There is no treatment for cocaine addiction, which is thought to affect millions of people around the world and has a high relapse rate for those that try to overcome it. Researchers have now identified two genetic changes that affect one type of receptor in the brain that is impacted by cocaine. These genetic changes or single nucleotide polymorphisms (SNP) alter the shape of this so-called nicotinic receptor, which is thought to play a role in some aspects of cocaine addiction. The findings have been reported in Progress in Neurobiology.
Cocaine exerts its effects mostly by binding to dopamine receptors in the brain and preventing dopamine from being taken up; dopamine molecules then build up at synapses, raising the concentration of the molecule, which plays a role in rewarding experiences. Cocaine can also affect nicotinic receptors, which can regulate dopamine.
Previous studies have suggested that when there is a small change in a gene encoding for a portion of nicotinic receptors called the α5 subunit, an α5SNP, the risk of tobacco dependence is increased. Conversely, this same α5SNP might offer a kind of shield against cocaine addiction. Many people carry this 'polymorphism' - the term for a 'mutation' in the genetic sequence that is very common in the general population; it's thought that about 37 percent of Europeans and 43 percent of Middle Easterners may carry it.

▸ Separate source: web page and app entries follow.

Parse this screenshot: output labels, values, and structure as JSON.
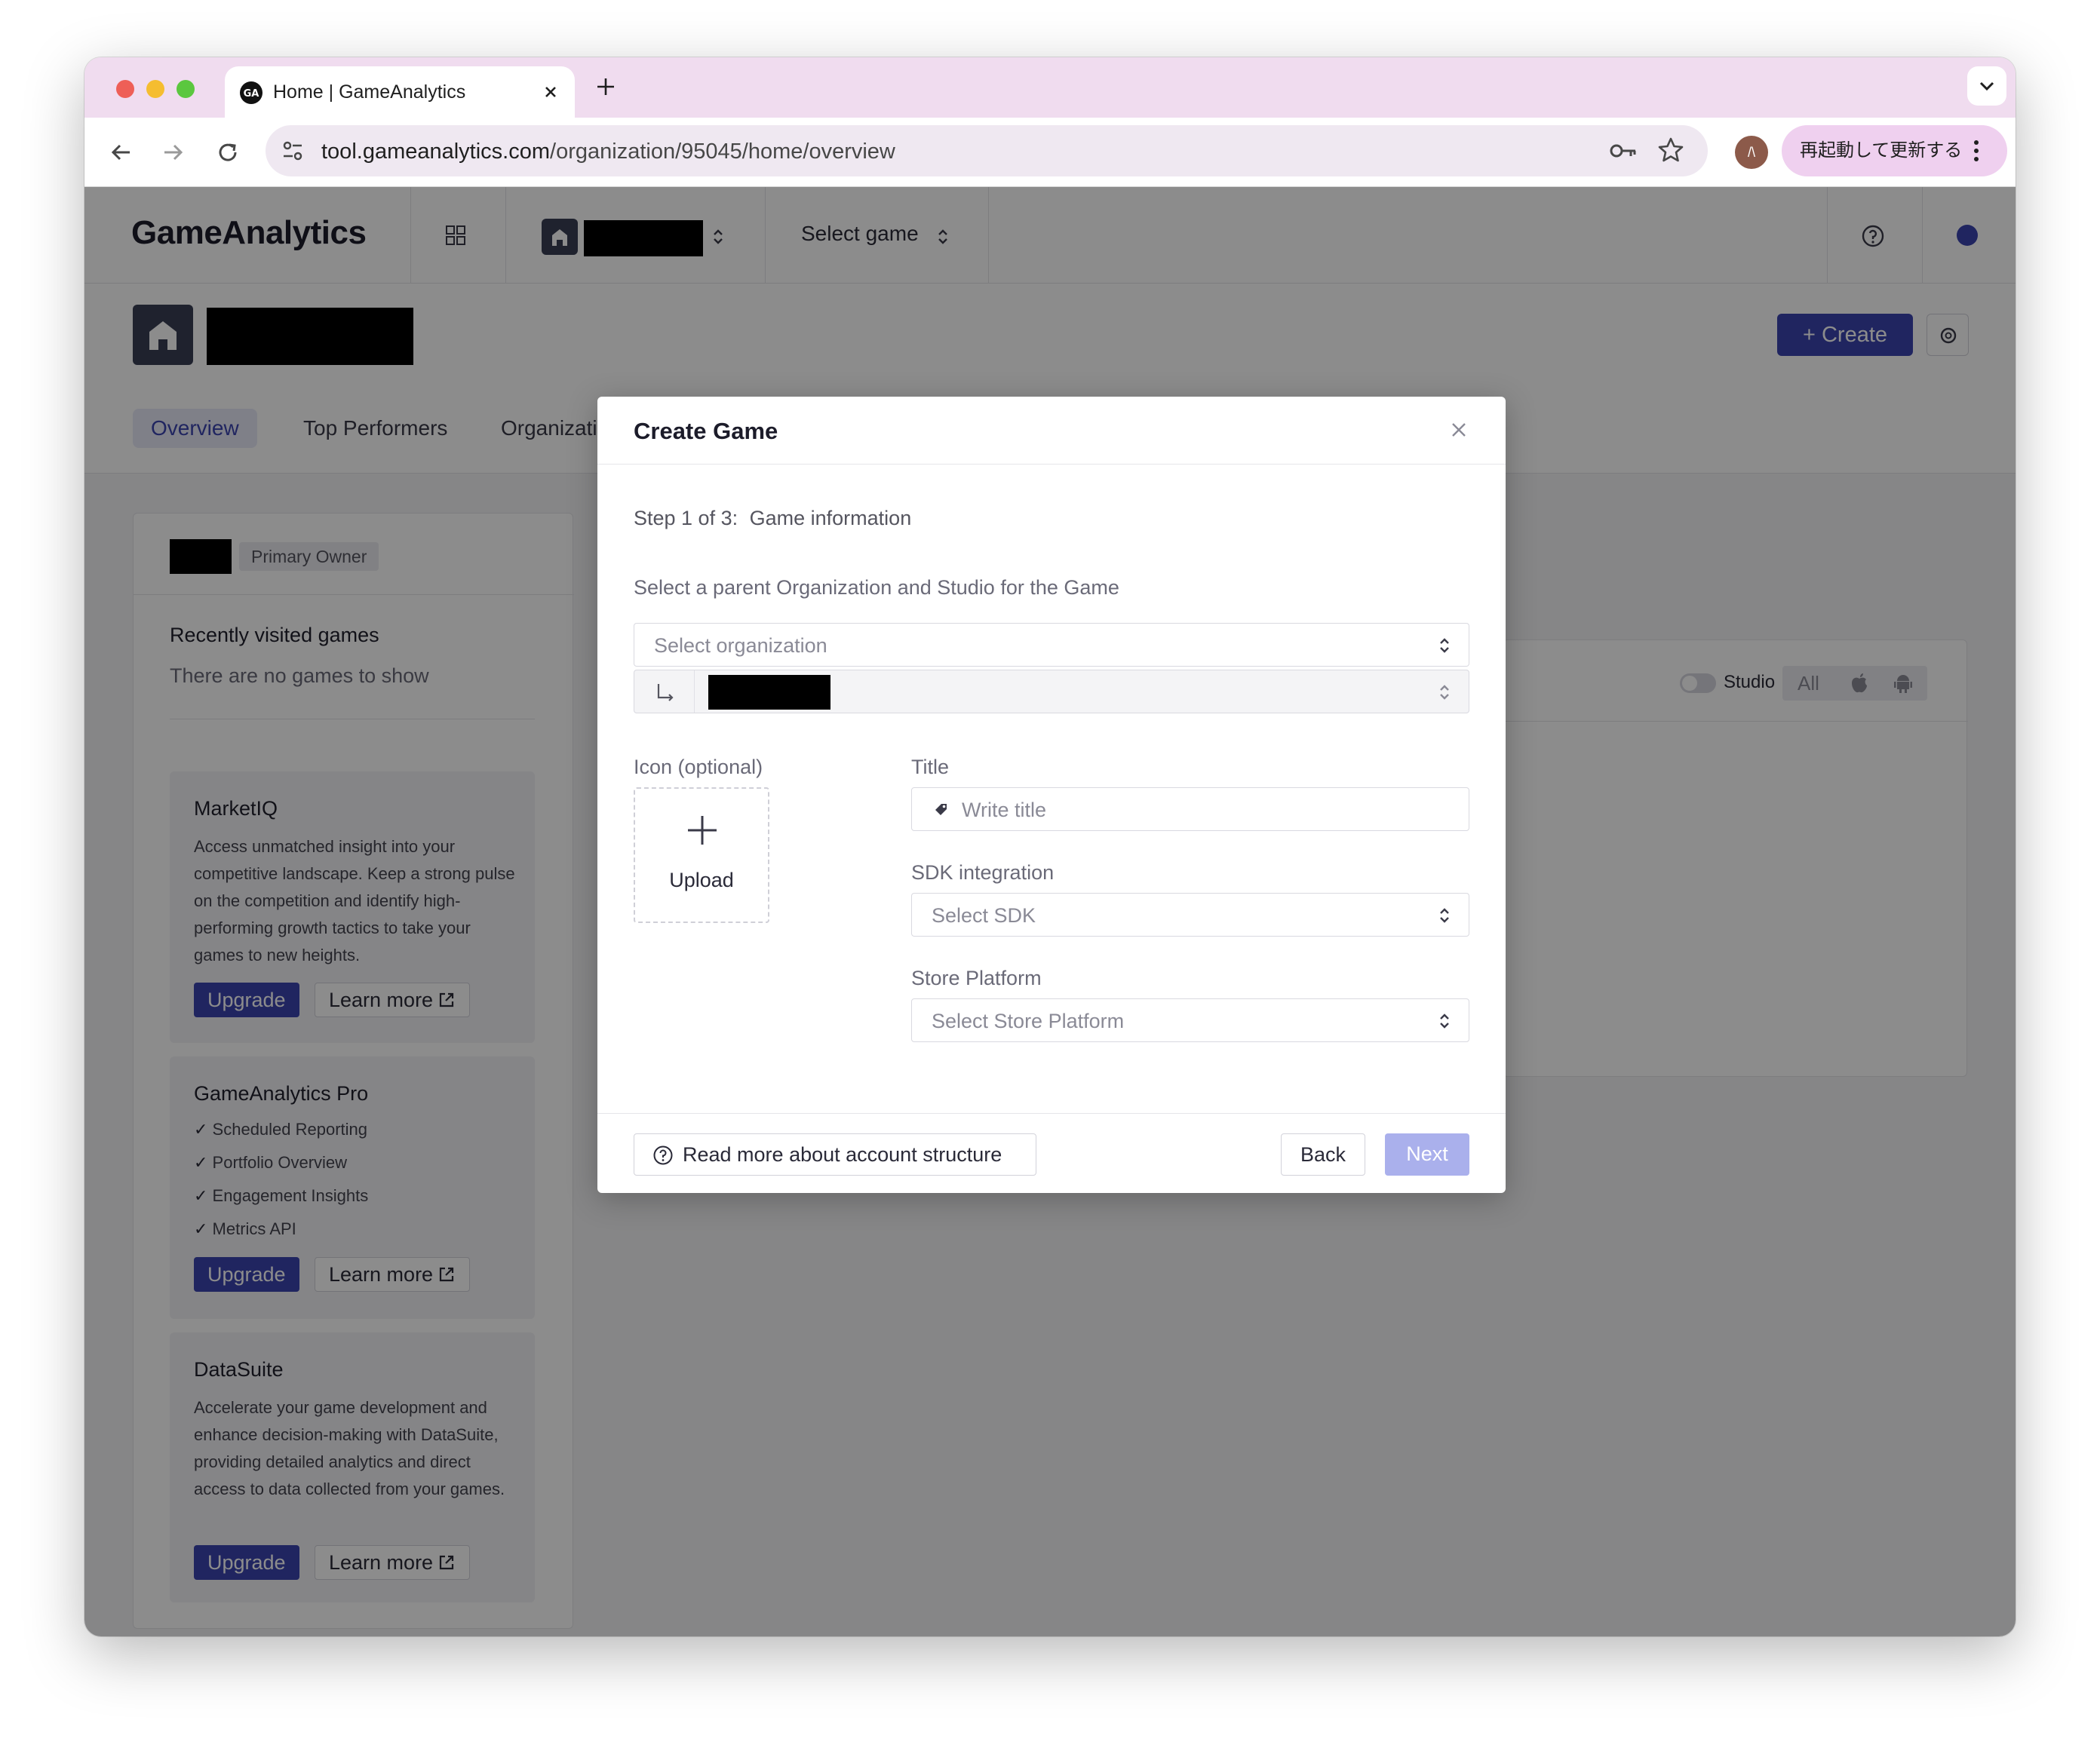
{
  "browser": {
    "tab_title": "Home | GameAnalytics",
    "url_host": "tool.gameanalytics.com",
    "url_path": "/organization/95045/home/overview",
    "relaunch_label": "再起動して更新する",
    "profile_initial": "/\\"
  },
  "app": {
    "logo": "GameAnalytics",
    "select_game": "Select game",
    "create_label": "Create",
    "tabs": [
      "Overview",
      "Top Performers",
      "Organization"
    ],
    "owner_badge": "Primary Owner",
    "recent_title": "Recently visited games",
    "recent_empty": "There are no games to show",
    "studio_toggle": "Studio",
    "filter_all": "All",
    "cards": [
      {
        "title": "MarketIQ",
        "desc": "Access unmatched insight into your competitive landscape. Keep a strong pulse on the competition and identify high-performing growth tactics to take your games to new heights.",
        "upgrade": "Upgrade",
        "learn_more": "Learn more"
      },
      {
        "title": "GameAnalytics Pro",
        "features": [
          "Scheduled Reporting",
          "Portfolio Overview",
          "Engagement Insights",
          "Metrics API"
        ],
        "upgrade": "Upgrade",
        "learn_more": "Learn more"
      },
      {
        "title": "DataSuite",
        "desc": "Accelerate your game development and enhance decision-making with DataSuite, providing detailed analytics and direct access to data collected from your games.",
        "upgrade": "Upgrade",
        "learn_more": "Learn more"
      }
    ]
  },
  "modal": {
    "title": "Create Game",
    "step_prefix": "Step 1 of 3:",
    "step_name": "Game information",
    "parent_label": "Select a parent Organization and Studio for the Game",
    "org_placeholder": "Select organization",
    "icon_label": "Icon (optional)",
    "upload_label": "Upload",
    "title_label": "Title",
    "title_placeholder": "Write title",
    "sdk_label": "SDK integration",
    "sdk_placeholder": "Select SDK",
    "store_label": "Store Platform",
    "store_placeholder": "Select Store Platform",
    "read_more": "Read more about account structure",
    "back": "Back",
    "next": "Next"
  },
  "colors": {
    "accent": "#3b44b0",
    "next_disabled": "#aab0ec",
    "tabbar": "#f0dcef"
  }
}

In this study, the researchers first used an animal model to examine the α5SNP. They found that animals carrying the SNP voluntarily took less cocaine when initially exposed to it.

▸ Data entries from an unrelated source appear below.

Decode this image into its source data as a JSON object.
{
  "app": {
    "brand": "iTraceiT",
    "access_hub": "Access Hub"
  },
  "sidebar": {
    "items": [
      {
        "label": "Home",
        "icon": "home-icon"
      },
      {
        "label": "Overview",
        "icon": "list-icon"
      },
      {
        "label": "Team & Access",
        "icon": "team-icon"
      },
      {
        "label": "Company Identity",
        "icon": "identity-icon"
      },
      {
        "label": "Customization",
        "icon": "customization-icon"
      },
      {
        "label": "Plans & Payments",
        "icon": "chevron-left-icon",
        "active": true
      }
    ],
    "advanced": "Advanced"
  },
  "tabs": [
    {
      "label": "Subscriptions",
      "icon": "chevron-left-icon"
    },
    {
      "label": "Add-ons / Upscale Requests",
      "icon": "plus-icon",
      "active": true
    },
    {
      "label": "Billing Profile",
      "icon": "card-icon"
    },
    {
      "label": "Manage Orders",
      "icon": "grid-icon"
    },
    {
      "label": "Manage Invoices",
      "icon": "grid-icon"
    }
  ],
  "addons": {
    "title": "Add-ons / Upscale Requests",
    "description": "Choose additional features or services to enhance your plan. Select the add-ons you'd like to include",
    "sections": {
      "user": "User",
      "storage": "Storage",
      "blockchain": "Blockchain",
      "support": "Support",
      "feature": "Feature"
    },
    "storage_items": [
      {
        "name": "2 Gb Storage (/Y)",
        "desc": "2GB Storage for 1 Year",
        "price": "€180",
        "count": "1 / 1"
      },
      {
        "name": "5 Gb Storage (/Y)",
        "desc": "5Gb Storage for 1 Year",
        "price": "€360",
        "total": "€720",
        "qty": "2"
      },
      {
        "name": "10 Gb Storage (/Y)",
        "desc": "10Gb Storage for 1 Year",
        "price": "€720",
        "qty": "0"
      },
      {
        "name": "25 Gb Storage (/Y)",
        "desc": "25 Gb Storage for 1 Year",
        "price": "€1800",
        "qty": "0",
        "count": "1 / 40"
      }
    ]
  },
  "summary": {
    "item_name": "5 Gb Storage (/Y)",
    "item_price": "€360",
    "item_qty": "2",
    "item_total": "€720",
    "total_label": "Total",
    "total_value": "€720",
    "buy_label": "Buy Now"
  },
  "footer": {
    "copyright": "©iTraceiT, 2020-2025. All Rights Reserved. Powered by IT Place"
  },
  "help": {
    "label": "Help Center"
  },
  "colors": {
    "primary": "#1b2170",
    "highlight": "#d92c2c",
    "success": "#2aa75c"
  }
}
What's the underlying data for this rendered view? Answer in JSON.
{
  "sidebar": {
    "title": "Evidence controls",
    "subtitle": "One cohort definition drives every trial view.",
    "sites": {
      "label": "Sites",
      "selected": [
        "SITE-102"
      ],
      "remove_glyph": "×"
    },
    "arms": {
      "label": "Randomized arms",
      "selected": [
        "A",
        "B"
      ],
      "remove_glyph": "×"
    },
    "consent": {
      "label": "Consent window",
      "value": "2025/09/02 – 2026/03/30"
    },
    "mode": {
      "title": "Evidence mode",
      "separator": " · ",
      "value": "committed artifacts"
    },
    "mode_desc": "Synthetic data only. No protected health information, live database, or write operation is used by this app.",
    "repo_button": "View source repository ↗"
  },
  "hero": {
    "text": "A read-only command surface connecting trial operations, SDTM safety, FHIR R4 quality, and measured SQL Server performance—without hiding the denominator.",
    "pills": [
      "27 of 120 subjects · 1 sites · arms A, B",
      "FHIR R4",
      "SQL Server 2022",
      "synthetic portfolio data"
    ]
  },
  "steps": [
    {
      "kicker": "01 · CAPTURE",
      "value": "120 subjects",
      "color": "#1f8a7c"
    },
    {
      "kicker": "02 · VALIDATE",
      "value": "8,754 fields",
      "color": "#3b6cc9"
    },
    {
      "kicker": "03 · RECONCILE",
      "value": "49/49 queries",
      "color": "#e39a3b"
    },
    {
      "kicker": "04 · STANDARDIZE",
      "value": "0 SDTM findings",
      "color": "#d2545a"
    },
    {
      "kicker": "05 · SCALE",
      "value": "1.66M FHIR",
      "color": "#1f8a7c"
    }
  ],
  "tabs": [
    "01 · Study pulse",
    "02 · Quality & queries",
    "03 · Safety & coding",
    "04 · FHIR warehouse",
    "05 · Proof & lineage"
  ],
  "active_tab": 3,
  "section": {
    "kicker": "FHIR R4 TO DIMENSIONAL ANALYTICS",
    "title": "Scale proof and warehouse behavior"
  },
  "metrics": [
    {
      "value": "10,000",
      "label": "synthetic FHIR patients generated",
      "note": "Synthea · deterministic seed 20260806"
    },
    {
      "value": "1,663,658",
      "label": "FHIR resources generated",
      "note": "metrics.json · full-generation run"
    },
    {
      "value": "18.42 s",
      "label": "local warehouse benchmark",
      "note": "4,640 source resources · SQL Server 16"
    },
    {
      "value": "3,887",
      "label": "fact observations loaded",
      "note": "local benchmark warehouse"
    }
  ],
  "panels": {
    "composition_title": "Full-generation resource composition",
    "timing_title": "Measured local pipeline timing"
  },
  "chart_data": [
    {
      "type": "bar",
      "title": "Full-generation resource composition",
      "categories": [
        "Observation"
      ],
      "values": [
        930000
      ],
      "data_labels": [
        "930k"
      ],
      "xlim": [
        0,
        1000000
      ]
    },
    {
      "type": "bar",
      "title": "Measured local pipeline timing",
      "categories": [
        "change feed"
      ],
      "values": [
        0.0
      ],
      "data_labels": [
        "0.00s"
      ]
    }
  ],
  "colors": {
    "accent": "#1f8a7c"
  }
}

"These preclinical data suggest that the mutation protects against cocaine addiction by modulating an early phase in the addiction cycle," said study author Morgane Besson.
Next, the researchers sought to confirm their findings in people. The research team, which included scientists from the Integrative Neurobiology of Cholinergic Systems Unit (Institut Pasteur/CNRS) and the Paris Public Hospital Network (AP-HP) assessed around 350 cocaine addiction patients. They found that people that carried the α5SNP had moved from casually using cocaine to showing signs of cocaine addiction more slowly than those that did not.
Models had also suggested that when the α5 subunit was missing from the nicotinic receptor, relapse became more likely. The researchers then found another genetic change in a different subunit of the nicotinic receptor called β4. This change was linked to a faster incidence of relapse after stopping cocaine use.
The study suggests that genetic mutations can have a significant influence on cocaine addiction and relapse. It also indicates that drugs that target the α5 subunit might be a path toward a treatment for cocaine addiction.